Leaders of the College Theology Society have endorsed a statement from the Catholic Theological Society of America in the fray over a widely used college textbook written by a Fordham University professor.
In a statement posted on the CTS website, 12 of the organization’s 14 board members said the CTSA raised widely shared concerns about the criticisms of St. Joseph Sister Elizabeth A Johnson’s book addressed by the U.S. bishops’ Committee on Doctrine.
The bishops have said the book, “Quest for the Living God: Mapping Frontiers in the Theology of God,” contained “misrepresentations, ambiguities and errors” related to the Catholic faith.
The CTS describes itself as a “professional society of theologians, solidly rooted in the Roman Catholic tradition and with a strong commitment to ecumenical collaboration, dedicated to teaching theology at the undergraduate level.”
Saying that its membership includes a significant number of younger faculty and graduate students in theology, the organization’s leaders said they were especially concerned about the “chilling effect” the doctrinal committee’s stance will have on younger colleagues.
“Instead of cultivating a culture of open collaboration and mutual dialogue between bishops, theologians and the people of God in the advancement of a deeper understanding of the faith, the document of the Committee on Doctrine … breeds disillusionment, fear and mistrust among younger theologians in their relation to bishops and increasing sadness and fatigue among more seasoned scholars.”
The CTS statement also said the doctrinal committee’s statement “threatens to undermine the credibility of the Catholic Church and its hierarchy” in collaborative work across faiths.

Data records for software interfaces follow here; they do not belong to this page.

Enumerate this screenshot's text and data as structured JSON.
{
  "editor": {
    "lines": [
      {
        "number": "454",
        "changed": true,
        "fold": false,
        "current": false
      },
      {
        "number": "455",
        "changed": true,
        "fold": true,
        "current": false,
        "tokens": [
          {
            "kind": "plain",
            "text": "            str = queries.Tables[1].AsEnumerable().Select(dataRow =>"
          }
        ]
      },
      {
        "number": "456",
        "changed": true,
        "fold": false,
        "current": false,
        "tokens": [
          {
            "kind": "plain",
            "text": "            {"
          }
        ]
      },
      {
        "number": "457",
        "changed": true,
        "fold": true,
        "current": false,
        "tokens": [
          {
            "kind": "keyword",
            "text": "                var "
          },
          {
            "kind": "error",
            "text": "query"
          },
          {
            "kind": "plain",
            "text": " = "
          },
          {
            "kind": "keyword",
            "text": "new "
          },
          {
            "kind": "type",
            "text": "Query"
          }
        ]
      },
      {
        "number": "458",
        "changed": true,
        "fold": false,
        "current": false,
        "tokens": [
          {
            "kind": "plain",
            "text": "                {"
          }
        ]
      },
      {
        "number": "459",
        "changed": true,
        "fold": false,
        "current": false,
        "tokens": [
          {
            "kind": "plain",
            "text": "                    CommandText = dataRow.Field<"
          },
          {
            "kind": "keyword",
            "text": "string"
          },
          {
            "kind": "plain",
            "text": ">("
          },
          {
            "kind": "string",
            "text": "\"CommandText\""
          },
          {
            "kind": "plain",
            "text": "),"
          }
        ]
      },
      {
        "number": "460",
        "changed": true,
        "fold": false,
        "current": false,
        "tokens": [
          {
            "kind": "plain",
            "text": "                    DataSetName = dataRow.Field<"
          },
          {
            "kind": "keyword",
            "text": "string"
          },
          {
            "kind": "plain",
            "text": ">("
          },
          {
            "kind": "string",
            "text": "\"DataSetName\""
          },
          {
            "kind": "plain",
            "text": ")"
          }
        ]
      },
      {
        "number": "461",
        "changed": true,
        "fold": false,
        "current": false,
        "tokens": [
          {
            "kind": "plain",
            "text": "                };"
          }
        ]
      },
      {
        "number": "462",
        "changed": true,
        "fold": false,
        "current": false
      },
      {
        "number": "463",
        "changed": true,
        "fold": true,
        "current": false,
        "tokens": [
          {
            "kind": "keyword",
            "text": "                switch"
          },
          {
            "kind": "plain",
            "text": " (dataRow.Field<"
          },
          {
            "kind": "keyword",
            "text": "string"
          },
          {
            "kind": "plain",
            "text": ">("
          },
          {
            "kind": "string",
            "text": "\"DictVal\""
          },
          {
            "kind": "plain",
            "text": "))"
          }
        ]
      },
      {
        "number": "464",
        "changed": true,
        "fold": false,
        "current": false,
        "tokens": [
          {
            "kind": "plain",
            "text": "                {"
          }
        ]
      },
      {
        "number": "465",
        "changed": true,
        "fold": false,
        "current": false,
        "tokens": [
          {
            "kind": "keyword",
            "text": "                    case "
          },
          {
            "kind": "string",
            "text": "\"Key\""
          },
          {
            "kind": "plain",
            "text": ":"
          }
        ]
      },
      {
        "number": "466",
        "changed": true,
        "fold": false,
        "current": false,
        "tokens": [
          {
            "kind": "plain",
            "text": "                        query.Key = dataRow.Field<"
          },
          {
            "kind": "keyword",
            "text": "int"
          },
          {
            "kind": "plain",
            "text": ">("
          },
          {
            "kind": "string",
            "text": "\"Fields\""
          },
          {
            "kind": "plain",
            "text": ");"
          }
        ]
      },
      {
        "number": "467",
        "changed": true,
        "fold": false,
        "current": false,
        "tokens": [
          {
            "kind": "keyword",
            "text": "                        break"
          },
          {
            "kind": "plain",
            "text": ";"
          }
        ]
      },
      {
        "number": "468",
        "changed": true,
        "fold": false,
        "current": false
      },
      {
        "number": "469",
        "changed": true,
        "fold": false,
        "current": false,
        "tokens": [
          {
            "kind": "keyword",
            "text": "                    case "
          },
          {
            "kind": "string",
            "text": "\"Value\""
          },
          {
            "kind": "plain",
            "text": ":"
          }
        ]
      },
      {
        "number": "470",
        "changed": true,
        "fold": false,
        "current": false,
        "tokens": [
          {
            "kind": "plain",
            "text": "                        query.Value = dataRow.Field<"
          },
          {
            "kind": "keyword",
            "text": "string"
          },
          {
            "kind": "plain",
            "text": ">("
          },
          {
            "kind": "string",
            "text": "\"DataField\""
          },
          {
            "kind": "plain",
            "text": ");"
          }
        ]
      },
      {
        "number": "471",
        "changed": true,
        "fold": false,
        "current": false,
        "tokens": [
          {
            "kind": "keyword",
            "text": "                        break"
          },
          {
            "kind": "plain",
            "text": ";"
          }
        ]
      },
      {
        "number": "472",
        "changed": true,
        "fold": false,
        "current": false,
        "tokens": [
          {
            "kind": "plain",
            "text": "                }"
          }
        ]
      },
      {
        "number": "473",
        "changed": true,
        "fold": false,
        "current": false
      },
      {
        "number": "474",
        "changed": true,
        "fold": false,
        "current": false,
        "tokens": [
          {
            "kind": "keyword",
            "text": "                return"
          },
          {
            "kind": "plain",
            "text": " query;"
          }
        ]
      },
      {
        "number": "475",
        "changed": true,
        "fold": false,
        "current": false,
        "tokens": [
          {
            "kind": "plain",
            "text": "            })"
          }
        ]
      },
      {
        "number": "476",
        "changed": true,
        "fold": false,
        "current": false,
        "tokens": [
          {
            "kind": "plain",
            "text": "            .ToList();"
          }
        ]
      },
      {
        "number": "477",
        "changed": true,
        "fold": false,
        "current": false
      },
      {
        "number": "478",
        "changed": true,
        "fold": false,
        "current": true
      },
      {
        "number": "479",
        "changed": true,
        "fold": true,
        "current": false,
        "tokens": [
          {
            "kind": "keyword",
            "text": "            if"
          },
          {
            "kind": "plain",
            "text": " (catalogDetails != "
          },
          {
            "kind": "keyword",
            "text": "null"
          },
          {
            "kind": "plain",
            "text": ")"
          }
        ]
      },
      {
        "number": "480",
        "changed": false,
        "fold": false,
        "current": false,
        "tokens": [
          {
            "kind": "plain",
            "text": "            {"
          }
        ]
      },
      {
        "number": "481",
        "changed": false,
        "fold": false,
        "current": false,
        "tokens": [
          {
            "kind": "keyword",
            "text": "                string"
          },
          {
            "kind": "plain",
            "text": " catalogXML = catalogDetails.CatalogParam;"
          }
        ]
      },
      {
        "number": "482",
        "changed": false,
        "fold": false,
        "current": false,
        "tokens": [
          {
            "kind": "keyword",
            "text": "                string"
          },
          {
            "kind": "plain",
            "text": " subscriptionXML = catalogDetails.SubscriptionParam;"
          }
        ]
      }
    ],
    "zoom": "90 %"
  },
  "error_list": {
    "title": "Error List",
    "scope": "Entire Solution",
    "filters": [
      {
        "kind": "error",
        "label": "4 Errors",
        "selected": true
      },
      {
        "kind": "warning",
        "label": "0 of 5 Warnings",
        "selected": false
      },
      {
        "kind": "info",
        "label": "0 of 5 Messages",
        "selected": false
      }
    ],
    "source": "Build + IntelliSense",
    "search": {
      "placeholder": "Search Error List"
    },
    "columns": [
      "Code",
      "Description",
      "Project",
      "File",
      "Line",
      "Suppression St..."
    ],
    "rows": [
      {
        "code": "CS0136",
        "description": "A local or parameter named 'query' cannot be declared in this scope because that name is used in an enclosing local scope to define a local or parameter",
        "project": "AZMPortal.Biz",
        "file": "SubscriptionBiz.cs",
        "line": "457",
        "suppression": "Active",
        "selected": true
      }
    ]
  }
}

Cardinal Donald W. Wuerl, chairman of the doctrinal committee, explained in a follow-up statement to his fellow bishops April 18 that prelates are responsible for teaching and preserving the Catholic faith and thus are bound to respond to the work of theologians if they perceive the faith is being portrayed in error.